After I got home, I quickly packed up, put on my makeup, and put on a new t-shirt. I texted him to let him know I was ready. He ran a little slower and needed another 30 minutes. This gave me time to think.
Months before that, I swore to my friends that I was determined to meet someone in person. After not dating for three years and having a relationship six years earlier that ended in a bad breakup, I started meeting someone the same way I met everyone else – meeting direct. However, according to my best friend, Amy, “That’s not how it’s done today.” I only partially believe it. And I’m sure I want to prove her wrong.
What draws people together beyond looks is their vibe. It’s a very LA thing to say, but the high vibratory energy we put out, in this case, confidence, brings people to us. In a city where everyone is trying their best to move forward, that certainly applies to dating.
I’ve always considered myself a confident person in some areas and others, not so much.

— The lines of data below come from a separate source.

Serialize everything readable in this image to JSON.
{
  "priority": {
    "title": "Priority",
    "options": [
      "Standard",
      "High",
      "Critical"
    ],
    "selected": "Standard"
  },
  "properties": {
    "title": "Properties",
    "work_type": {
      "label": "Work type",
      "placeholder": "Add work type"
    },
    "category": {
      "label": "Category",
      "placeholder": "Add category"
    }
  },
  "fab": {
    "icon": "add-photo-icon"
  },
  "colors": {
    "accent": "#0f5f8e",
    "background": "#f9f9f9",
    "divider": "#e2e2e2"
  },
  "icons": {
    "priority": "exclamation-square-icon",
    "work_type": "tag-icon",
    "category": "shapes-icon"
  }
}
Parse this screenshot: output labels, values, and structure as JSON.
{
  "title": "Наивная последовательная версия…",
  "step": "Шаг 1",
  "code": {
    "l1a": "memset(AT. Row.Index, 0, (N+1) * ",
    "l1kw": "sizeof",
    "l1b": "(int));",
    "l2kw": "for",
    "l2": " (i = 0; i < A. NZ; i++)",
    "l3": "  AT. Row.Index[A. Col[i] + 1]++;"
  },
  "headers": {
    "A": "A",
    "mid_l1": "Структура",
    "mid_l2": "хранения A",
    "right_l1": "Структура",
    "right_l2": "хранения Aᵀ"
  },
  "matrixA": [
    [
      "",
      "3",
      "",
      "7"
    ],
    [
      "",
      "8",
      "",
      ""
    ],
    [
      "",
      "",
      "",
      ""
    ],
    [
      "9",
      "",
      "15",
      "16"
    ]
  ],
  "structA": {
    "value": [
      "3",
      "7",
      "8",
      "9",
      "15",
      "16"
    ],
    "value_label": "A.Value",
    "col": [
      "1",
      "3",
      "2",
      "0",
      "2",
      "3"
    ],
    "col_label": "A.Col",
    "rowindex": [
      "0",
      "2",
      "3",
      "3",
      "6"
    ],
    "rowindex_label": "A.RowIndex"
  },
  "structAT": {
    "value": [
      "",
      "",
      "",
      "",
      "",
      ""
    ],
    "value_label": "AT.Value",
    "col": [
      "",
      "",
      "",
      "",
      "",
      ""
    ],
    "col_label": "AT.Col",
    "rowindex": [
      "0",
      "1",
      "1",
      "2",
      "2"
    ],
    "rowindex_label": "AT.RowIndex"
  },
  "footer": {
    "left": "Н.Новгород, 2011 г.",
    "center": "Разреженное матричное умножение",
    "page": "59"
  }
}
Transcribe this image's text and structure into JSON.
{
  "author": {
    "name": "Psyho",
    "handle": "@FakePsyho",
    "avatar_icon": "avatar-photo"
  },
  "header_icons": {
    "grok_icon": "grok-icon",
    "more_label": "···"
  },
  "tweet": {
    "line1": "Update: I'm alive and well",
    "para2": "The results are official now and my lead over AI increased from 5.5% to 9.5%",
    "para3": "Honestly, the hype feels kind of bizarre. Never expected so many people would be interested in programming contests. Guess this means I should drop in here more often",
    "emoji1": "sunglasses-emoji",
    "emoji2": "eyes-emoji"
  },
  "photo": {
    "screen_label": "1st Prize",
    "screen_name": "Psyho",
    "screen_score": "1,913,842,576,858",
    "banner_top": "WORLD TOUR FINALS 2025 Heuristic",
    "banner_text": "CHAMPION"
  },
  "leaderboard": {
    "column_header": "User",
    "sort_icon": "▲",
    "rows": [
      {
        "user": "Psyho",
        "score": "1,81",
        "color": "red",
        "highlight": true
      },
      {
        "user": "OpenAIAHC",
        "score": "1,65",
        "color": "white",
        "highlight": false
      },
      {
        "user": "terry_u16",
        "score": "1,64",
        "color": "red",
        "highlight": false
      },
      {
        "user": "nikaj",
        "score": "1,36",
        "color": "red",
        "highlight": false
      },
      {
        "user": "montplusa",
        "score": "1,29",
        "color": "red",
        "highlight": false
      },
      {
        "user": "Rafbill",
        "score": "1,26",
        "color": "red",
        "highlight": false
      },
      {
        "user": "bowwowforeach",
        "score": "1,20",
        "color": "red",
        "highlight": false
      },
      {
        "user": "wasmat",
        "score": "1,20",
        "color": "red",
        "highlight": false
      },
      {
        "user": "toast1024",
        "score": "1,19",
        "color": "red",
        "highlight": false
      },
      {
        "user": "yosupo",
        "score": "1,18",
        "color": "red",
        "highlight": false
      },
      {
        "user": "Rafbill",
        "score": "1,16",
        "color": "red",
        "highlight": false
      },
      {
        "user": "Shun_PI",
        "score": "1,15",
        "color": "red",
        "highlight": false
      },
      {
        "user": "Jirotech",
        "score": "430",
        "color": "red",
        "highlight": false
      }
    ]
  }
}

I’ve always been confident that I’m a friend, a sister, and an aunt, but when it comes to romance, the years have left me unsure of who I am in the dating world.
After the breakup I suffered from my long-term relationship, to which I was engaged six months later, I knew I needed those years to heal, find therapy, and enjoy. life as a new single woman.
I arrive early to our rendezvous, the Thirsty Trader of the Valley Village. I waited on the curb away from the street lights – a fitting reminder that I wasn’t ready to be seen at the time.
“I couldn’t find a parking spot. Come in and come see with me,” Mike told me from his truck. Even though I was hitting a stranger’s car at the time, I wasn’t scared at all.
We found a spot, and once inside the bar, we ordered food and drinks. Then we went to the yard. He sat next to me on a picnic bench. That’s what I usually associate with committed couples, not newcomers. But it is very comfortable, and the conversation is easy. He pulled me closer to him as we talked. I didn’t flinch at all. Did I somehow capture his confident aura?
The laughter and jokes continued. As we were leaving, Mike told me to sit down and he would carry me to my car, which made me laugh. “What are we? Sixteen?” I stood on his back, and when we got to my car, I slipped away, and that’s when he kissed me.
Now we are in a “situation”, as he calls it. It’s a serious normal that I don’t know how to define. We talk every day and hang out a few times a week, but Mike is not my boyfriend. Maybe I’m addicted to dopamine, laughter and long conversations. Or maybe it’s his infectious confidence rubbing off on me.
The author is a screenwriter with an MFA from the American Film Institute. She lives in Studio City. Her on Instagram: @NatZimmerman.
LA Affairs chronicles the search for romantic love in all its splendor in the LA area, and we’d love to hear your true story. We pay $300 for a published essay. Send an email to LAaffairs@latimes.com. You can find submission instructions here. You can find past columns here.
https://www.latimes.com/lifestyle/story/2022-07-22/la-affairs-los-angeles-whole-foods-checkout-line-better-than-tinder-natalie-zimmerman We flirted at Whole Foods. I was into his vibe.